Acts 2:1-11 represents the fulfilment of Jesus' promise regarding the coming of the Holy Spirit. The men and women gathered in the upper room are no longer cowering in fear as they were immediately after Jesus' crucifixion; rather, having obeyed his instructions to remain in Jerusalem, they wait in expectation, preparing themselves both as individuals and as a community. They not only choose Matthias to be Judas' successor, but they pray "with one accord," invoking the Spirit. Their willingness and cooperation with God's plan bring down the power of God; baptized in the fire of God's love, they now proclaim "the mighty acts of God" with such passion and eloquence that some think they are inebriated.

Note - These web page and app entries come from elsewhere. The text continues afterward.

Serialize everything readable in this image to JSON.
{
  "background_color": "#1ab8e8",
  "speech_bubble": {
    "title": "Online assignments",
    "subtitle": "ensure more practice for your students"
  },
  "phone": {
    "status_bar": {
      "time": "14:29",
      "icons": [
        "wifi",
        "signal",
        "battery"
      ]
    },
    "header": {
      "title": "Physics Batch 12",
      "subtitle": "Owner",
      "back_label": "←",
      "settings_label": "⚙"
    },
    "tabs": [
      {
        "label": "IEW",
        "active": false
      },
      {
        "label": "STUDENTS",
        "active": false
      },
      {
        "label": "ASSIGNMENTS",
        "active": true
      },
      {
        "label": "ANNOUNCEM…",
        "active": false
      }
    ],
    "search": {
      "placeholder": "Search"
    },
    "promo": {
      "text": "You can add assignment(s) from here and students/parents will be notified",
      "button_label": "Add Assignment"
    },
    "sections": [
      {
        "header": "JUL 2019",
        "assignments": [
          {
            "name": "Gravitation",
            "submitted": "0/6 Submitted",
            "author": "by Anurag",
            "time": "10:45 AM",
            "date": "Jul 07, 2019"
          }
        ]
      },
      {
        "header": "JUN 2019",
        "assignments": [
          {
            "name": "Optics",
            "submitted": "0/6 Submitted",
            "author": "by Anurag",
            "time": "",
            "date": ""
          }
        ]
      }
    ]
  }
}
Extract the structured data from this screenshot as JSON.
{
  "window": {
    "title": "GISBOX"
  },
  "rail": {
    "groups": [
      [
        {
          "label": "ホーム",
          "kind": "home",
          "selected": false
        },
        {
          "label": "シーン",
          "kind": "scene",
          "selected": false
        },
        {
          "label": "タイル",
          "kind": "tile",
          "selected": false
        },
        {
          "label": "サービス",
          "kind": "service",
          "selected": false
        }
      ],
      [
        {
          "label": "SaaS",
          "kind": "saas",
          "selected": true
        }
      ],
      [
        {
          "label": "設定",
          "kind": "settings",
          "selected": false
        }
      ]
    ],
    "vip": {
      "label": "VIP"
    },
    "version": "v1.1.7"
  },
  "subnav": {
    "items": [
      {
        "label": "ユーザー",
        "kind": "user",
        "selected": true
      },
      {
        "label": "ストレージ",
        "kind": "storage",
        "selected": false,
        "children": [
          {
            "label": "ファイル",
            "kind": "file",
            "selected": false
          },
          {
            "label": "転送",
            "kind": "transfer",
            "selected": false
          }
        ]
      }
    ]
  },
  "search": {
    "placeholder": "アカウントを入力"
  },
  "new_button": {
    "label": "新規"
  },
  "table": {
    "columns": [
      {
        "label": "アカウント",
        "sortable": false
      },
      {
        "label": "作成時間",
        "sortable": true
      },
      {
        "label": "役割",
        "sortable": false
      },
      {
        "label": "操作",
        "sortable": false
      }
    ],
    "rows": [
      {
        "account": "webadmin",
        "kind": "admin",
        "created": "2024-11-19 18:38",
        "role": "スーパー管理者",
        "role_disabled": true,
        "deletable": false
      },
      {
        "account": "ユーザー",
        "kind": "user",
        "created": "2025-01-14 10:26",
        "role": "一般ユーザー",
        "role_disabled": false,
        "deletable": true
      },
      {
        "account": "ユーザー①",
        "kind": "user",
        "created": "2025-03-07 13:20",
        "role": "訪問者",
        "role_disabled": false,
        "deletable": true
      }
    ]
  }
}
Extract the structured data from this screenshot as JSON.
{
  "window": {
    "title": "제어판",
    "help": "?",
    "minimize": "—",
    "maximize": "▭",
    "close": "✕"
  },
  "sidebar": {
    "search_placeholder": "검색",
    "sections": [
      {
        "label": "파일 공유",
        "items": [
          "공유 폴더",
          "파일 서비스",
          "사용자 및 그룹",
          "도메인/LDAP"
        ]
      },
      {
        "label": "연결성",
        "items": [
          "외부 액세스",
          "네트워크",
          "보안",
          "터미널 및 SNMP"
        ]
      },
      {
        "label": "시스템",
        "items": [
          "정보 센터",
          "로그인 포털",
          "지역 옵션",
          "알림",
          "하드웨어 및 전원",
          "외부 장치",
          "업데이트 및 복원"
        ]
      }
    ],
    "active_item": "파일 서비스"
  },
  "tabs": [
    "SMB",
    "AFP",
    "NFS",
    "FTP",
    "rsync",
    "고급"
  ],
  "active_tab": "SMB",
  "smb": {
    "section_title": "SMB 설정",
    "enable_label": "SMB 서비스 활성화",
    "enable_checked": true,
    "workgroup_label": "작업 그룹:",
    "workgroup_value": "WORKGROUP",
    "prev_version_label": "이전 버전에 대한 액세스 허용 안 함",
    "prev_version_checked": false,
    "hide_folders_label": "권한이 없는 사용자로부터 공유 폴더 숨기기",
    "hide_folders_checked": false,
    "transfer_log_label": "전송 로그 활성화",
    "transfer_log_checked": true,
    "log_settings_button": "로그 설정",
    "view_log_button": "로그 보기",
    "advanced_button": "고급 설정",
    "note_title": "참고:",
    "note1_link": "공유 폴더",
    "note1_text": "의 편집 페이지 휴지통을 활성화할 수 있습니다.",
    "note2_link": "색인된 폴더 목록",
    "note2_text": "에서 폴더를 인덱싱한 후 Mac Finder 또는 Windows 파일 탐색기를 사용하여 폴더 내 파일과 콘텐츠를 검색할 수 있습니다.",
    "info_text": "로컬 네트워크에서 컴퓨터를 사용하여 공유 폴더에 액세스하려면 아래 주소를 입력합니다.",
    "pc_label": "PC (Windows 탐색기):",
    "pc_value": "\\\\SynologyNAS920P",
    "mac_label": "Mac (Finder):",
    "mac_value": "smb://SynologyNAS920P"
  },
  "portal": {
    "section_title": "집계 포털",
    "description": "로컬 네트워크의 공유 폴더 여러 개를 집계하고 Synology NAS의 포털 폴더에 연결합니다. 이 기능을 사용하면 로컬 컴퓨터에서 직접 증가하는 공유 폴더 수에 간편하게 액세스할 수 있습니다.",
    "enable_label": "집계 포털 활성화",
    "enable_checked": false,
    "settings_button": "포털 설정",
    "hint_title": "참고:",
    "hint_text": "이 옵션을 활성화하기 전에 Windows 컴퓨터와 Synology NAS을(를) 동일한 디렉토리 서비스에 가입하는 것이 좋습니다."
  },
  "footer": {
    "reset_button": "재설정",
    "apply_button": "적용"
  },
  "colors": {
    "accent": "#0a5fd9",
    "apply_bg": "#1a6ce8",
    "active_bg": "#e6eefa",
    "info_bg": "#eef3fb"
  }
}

When we are open to God's Spirit, God can act in us and through us without restraint. The more receptive we are, the more the Holy Spirit can empower us, bestowing unimaginable gifts on each of us that we can then use to build up the reign of God. Traditionally, Christians have identified the 7 gifts of the Holy Spirit as wisdom and understanding, counsel and fortitude, knowledge and piety; fear of the Lord; confirmandi also learn that the 12 "fruits of the Spirit" are charity, joy, peace, patience, benignity (kindness), goodness, longanimity (forbearance), mildness (gentleness), faith, modesty, continency (self-control), and chastity. However, God's gifts transcend lists and numbers. Humans --especially those of the bureaucratic variety-- love formulae and definitions, but while the "gifts and fruits" listed above reflect the presence of the Holy Spirit, they by no means convey the incredible power of the Spirit. In fact, looking at this list, I have the sense that these attributes are ones we might expect of "good children" who are to be seen but not heard. But the Spirit has a history of disturbing the status quo, of upending expectations, of bringing down crumbling institutions, of toppling unjust individuals and structures, and of demanding an evolutionary mindset that moves creation towards its fulfillment. The gifts of the Spirit are inexhaustible but when power rains down on us, we know it is for the common good, not just for our own private enjoyment. Filled with the Spirit, we become priests and prophets, activists and advocates, artists and liberators, preachers and listeners, inventors and healers, teachers and leaders -- witnesses to the Risen Christ, wherever he may lead us!